. Each hollow silence only intensifies the emotion of Hollis’ song. The simple piano melody of “Colour of Spring” allows Hollis to fluctuate his voice in a manner that seems so personal and mournful. It is this that makes the self-titled one of the most intimate and personal records made. Listening to the record feels like one is intruding into the deepest depths of a person’s emotions, and to be given that opportunity makes the record so indelible and distinctive.
Almost immediately after the subtle strokes of piano of “Colour of Spring”, Hollis displays his sublime ability to inject minimalism into an interesting concoction in “Watershed”, where the atmosphere is dripping with life and emanating moods of Spring, yet the arrangements of the instruments are composed in a way that gives every instrument a chance to breathe. This facet is present in much of the album and the harmonious blend of every croon of the horns and every subtle strum of the guitar is weaved so that none of the instruments intrude on one another. Hollis does this with such precision that it is not noticeable at first. In “Westward Bound”, the ever-present jazz influences are able to be demonstrated to their greatest degree and the slight hum of Hollis’ beautiful voice anchors some of the songs when they begin to cave inward into moments of tedium. These moments are the exception rather than the rule. The importance of Hollis’ voice cannot be overstated to the success of the album for the listener. If not appreciated, the bleak and grey of the album’s atmosphere would wallow flat and hollow, without the operatic croon of Mark Hollis’ voice to lift it into a more elevating echelon.
Much of the music, it seems, is divided between the so-called post-rock dirge and the fluid Jazz. The best example to encapsulate the latter would be “The Gift”, which grooves with bobbing rhythm. Easily the most instrumentally full song on Mark Hollis, it demonstrates an added facet, proving that Mark Hollis can handle multiple dimensions to his song-writing. “A New Jerusalem” ends the record as it began – with a moment of tranquility and peacefulness that has me envisioning a cold grey waterfront, tip-toeing the fringe between the sea and the pavement. Ending the record with fitting moments of silence, Mark Hollis ends with a dead moment of closure. Mark Hollis sits conjuring up music in the grey hours of morning you can take walks through, in your nonchalant leisure, against the fleeting cars running past. I could see Mark now, kneeling at the side of his bed, closing his eyes and humming distant melodies out of his window.

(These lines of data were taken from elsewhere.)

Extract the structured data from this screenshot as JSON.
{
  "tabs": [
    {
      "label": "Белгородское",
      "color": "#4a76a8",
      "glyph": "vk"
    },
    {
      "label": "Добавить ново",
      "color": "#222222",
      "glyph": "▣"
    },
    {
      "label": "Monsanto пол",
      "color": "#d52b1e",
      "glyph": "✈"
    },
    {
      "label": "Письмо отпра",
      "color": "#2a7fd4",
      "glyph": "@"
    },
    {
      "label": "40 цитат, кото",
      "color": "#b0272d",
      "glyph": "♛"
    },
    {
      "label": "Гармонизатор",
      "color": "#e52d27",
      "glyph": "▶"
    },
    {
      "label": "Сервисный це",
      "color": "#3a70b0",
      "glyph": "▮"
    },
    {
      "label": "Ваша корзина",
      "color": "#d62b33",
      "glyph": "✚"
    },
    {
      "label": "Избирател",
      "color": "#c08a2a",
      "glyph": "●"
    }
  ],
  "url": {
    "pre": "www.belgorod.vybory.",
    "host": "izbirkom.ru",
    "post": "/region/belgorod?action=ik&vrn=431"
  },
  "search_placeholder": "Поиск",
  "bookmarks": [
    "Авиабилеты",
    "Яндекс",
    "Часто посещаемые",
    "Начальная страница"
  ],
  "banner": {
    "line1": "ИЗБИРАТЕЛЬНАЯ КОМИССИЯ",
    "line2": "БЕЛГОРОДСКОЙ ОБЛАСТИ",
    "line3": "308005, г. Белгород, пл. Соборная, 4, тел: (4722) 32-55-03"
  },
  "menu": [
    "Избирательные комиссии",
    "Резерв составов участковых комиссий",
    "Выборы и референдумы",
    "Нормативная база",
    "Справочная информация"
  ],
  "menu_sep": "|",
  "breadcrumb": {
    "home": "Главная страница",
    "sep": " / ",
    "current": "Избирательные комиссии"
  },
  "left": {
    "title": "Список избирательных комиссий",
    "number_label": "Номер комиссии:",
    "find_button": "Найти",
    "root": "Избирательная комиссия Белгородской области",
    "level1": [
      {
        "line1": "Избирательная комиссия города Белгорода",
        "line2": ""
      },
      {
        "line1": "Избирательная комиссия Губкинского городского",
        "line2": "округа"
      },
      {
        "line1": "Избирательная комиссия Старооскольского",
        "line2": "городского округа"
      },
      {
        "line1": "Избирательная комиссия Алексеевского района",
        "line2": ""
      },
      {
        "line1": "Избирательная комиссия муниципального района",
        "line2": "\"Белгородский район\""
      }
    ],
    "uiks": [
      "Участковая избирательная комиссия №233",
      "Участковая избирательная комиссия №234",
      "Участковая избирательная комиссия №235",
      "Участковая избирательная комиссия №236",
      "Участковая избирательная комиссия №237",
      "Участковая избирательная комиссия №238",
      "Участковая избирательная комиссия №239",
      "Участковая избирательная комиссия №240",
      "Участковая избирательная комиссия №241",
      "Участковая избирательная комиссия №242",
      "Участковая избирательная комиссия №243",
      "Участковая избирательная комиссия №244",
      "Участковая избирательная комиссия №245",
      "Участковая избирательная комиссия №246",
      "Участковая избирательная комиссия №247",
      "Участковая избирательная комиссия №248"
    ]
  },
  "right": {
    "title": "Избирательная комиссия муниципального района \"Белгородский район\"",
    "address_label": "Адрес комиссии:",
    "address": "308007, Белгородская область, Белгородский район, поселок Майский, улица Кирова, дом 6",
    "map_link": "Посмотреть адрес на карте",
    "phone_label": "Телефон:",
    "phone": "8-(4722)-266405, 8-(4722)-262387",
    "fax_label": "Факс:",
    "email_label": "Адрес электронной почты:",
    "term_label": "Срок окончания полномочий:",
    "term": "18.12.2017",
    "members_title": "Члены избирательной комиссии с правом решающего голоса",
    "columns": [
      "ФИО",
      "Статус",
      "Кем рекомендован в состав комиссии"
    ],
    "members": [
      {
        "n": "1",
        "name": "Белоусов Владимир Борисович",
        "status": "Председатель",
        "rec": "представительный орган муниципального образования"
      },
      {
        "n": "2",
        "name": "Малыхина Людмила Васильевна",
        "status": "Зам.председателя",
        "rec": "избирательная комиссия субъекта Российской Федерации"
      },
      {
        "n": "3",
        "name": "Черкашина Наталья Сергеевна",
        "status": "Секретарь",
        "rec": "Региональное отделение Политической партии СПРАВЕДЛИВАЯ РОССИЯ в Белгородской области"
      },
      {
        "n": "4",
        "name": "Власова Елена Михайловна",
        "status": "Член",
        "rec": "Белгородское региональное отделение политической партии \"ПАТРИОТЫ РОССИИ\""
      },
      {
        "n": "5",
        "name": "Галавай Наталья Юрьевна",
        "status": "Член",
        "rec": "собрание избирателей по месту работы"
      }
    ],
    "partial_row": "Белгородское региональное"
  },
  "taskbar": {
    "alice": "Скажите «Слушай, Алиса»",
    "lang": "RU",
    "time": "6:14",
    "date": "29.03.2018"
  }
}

That’s the images I conjure, that is the place where I connect and walk through the world he has created. And such an image is more than enough to put a smile on my face.